**EXERCISE GOAL**
Restate the records in full, so that each line matches the original exactly.

──────────

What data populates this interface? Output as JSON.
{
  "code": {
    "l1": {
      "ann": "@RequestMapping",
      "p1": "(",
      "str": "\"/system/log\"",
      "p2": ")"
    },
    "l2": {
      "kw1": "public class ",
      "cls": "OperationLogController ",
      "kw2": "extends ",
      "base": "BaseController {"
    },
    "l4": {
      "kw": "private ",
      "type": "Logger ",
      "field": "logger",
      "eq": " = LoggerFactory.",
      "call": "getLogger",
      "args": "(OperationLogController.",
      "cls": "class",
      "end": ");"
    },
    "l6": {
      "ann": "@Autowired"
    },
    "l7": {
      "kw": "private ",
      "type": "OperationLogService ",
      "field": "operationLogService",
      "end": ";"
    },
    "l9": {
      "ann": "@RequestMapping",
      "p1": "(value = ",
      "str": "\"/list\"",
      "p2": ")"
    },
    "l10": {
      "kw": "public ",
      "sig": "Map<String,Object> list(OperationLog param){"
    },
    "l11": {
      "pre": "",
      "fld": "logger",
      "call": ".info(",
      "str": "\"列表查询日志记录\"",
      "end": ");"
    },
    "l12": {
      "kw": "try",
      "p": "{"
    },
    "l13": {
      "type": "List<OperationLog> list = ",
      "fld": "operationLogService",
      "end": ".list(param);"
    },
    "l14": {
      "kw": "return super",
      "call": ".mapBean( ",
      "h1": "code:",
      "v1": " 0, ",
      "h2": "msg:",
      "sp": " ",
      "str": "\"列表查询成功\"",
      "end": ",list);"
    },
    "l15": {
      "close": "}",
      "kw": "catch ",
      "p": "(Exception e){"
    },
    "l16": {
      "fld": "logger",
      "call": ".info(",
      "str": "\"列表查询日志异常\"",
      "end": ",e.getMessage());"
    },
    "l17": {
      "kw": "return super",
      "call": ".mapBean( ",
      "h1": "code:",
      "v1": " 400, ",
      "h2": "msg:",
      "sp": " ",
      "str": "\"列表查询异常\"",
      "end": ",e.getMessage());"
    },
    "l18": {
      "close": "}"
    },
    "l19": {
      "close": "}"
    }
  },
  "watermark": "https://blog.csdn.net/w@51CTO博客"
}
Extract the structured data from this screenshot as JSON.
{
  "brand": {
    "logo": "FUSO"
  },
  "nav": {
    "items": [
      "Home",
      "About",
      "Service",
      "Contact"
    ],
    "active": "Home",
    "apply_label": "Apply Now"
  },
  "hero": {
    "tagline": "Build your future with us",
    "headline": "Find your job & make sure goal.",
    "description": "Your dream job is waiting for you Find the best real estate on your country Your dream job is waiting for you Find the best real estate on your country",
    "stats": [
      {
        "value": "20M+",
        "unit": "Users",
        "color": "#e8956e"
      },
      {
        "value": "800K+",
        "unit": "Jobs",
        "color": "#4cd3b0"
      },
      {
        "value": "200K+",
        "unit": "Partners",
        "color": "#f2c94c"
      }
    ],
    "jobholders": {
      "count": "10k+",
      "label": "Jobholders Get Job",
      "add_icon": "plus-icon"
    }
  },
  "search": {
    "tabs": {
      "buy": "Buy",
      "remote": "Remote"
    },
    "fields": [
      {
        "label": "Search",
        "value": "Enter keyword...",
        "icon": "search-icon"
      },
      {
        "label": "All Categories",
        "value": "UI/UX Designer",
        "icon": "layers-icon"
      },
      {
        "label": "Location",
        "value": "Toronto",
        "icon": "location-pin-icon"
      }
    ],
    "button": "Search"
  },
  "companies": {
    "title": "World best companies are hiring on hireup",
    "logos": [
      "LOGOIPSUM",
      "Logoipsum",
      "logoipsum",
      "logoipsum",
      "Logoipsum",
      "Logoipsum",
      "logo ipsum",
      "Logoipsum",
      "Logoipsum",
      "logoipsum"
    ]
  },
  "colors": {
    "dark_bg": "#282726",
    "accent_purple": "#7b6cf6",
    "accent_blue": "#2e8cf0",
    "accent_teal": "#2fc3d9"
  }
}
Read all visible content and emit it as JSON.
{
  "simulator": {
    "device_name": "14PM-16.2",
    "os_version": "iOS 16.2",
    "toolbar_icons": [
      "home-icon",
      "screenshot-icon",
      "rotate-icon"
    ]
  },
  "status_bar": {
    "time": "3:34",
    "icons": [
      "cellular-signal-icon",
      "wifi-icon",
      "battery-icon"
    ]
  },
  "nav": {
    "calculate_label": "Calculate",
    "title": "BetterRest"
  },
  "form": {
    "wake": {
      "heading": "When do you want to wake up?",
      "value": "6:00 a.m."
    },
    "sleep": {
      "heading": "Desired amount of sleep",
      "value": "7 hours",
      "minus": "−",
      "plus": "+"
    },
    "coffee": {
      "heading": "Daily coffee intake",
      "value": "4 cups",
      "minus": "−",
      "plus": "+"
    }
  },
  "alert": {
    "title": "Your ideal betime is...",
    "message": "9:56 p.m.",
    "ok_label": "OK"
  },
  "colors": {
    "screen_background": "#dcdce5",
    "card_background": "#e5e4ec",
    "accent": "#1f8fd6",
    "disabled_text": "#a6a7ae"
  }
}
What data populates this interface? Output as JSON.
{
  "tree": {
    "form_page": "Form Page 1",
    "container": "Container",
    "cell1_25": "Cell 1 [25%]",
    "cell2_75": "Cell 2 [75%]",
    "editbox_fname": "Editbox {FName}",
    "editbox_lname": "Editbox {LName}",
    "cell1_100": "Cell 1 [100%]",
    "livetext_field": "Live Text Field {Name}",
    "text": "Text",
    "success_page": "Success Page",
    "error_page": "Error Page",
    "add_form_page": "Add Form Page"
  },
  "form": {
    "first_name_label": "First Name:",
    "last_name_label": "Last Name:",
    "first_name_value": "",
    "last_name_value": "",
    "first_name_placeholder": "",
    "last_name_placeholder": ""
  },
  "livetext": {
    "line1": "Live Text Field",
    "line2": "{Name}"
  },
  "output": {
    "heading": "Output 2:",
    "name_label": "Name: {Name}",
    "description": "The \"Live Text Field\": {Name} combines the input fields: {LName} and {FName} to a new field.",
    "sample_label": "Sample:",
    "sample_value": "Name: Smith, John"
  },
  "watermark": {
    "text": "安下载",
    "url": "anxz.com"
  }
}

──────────

**TASK RESULT**
What data populates this interface? Output as JSON.
{
  "code": {
    "l1": {
      "ann": "@RequestMapping",
      "p1": "(",
      "str": "\"/system/log\"",
      "p2": ")"
    },
    "l2": {
      "kw1": "public class ",
      "cls": "OperationLogController ",
      "kw2": "extends ",
      "base": "BaseController {"
    },
    "l4": {
      "kw": "private ",
      "type": "Logger ",
      "field": "logger",
      "eq": " = LoggerFactory.",
      "call": "getLogger",
      "args": "(OperationLogController.",
      "cls": "class",
      "end": ");"
    },
    "l6": {
      "ann": "@Autowired"
    },
    "l7": {
      "kw": "private ",
      "type": "OperationLogService ",
      "field": "operationLogService",
      "end": ";"
    },
    "l9": {
      "ann": "@RequestMapping",
      "p1": "(value = ",
      "str": "\"/list\"",
      "p2": ")"
    },
    "l10": {
      "kw": "public ",
      "sig": "Map<String,Object> list(OperationLog param){"
    },
    "l11": {
      "pre": "",
      "fld": "logger",
      "call": ".info(",
      "str": "\"列表查询日志记录\"",
      "end": ");"
    },
    "l12": {
      "kw": "try",
      "p": "{"
    },
    "l13": {
      "type": "List<OperationLog> list = ",
      "fld": "operationLogService",
      "end": ".list(param);"
    },
    "l14": {
      "kw": "return super",
      "call": ".mapBean( ",
      "h1": "code:",
      "v1": " 0, ",
      "h2": "msg:",
      "sp": " ",
      "str": "\"列表查询成功\"",
      "end": ",list);"
    },
    "l15": {
      "close": "}",
      "kw": "catch ",
      "p": "(Exception e){"
    },
    "l16": {
      "fld": "logger",
      "call": ".info(",
      "str": "\"列表查询日志异常\"",
      "end": ",e.getMessage());"
    },
    "l17": {
      "kw": "return super",
      "call": ".mapBean( ",
      "h1": "code:",
      "v1": " 400, ",
      "h2": "msg:",
      "sp": " ",
      "str": "\"列表查询异常\"",
      "end": ",e.getMessage());"
    },
    "l18": {
      "close": "}"
    },
    "l19": {
      "close": "}"
    }
  },
  "watermark": "https://blog.csdn.net/w@51CTO博客"
}
Extract the structured data from this screenshot as JSON.
{
  "brand": {
    "logo": "FUSO"
  },
  "nav": {
    "items": [
      "Home",
      "About",
      "Service",
      "Contact"
    ],
    "active": "Home",
    "apply_label": "Apply Now"
  },
  "hero": {
    "tagline": "Build your future with us",
    "headline": "Find your job & make sure goal.",
    "description": "Your dream job is waiting for you Find the best real estate on your country Your dream job is waiting for you Find the best real estate on your country",
    "stats": [
      {
        "value": "20M+",
        "unit": "Users",
        "color": "#e8956e"
      },
      {
        "value": "800K+",
        "unit": "Jobs",
        "color": "#4cd3b0"
      },
      {
        "value": "200K+",
        "unit": "Partners",
        "color": "#f2c94c"
      }
    ],
    "jobholders": {
      "count": "10k+",
      "label": "Jobholders Get Job",
      "add_icon": "plus-icon"
    }
  },
  "search": {
    "tabs": {
      "buy": "Buy",
      "remote": "Remote"
    },
    "fields": [
      {
        "label": "Search",
        "value": "Enter keyword...",
        "icon": "search-icon"
      },
      {
        "label": "All Categories",
        "value": "UI/UX Designer",
        "icon": "layers-icon"
      },
      {
        "label": "Location",
        "value": "Toronto",
        "icon": "location-pin-icon"
      }
    ],
    "button": "Search"
  },
  "companies": {
    "title": "World best companies are hiring on hireup",
    "logos": [
      "LOGOIPSUM",
      "Logoipsum",
      "logoipsum",
      "logoipsum",
      "Logoipsum",
      "Logoipsum",
      "logo ipsum",
      "Logoipsum",
      "Logoipsum",
      "logoipsum"
    ]
  },
  "colors": {
    "dark_bg": "#282726",
    "accent_purple": "#7b6cf6",
    "accent_blue": "#2e8cf0",
    "accent_teal": "#2fc3d9"
  }
}
Read all visible content and emit it as JSON.
{
  "simulator": {
    "device_name": "14PM-16.2",
    "os_version": "iOS 16.2",
    "toolbar_icons": [
      "home-icon",
      "screenshot-icon",
      "rotate-icon"
    ]
  },
  "status_bar": {
    "time": "3:34",
    "icons": [
      "cellular-signal-icon",
      "wifi-icon",
      "battery-icon"
    ]
  },
  "nav": {
    "calculate_label": "Calculate",
    "title": "BetterRest"
  },
  "form": {
    "wake": {
      "heading": "When do you want to wake up?",
      "value": "6:00 a.m."
    },
    "sleep": {
      "heading": "Desired amount of sleep",
      "value": "7 hours",
      "minus": "−",
      "plus": "+"
    },
    "coffee": {
      "heading": "Daily coffee intake",
      "value": "4 cups",
      "minus": "−",
      "plus": "+"
    }
  },
  "alert": {
    "title": "Your ideal betime is...",
    "message": "9:56 p.m.",
    "ok_label": "OK"
  },
  "colors": {
    "screen_background": "#dcdce5",
    "card_background": "#e5e4ec",
    "accent": "#1f8fd6",
    "disabled_text": "#a6a7ae"
  }
}
What data populates this interface? Output as JSON.
{
  "tree": {
    "form_page": "Form Page 1",
    "container": "Container",
    "cell1_25": "Cell 1 [25%]",
    "cell2_75": "Cell 2 [75%]",
    "editbox_fname": "Editbox {FName}",
    "editbox_lname": "Editbox {LName}",
    "cell1_100": "Cell 1 [100%]",
    "livetext_field": "Live Text Field {Name}",
    "text": "Text",
    "success_page": "Success Page",
    "error_page": "Error Page",
    "add_form_page": "Add Form Page"
  },
  "form": {
    "first_name_label": "First Name:",
    "last_name_label": "Last Name:",
    "first_name_value": "",
    "last_name_value": "",
    "first_name_placeholder": "",
    "last_name_placeholder": ""
  },
  "livetext": {
    "line1": "Live Text Field",
    "line2": "{Name}"
  },
  "output": {
    "heading": "Output 2:",
    "name_label": "Name: {Name}",
    "description": "The \"Live Text Field\": {Name} combines the input fields: {LName} and {FName} to a new field.",
    "sample_label": "Sample:",
    "sample_value": "Name: Smith, John"
  },
  "watermark": {
    "text": "安下载",
    "url": "anxz.com"
  }
}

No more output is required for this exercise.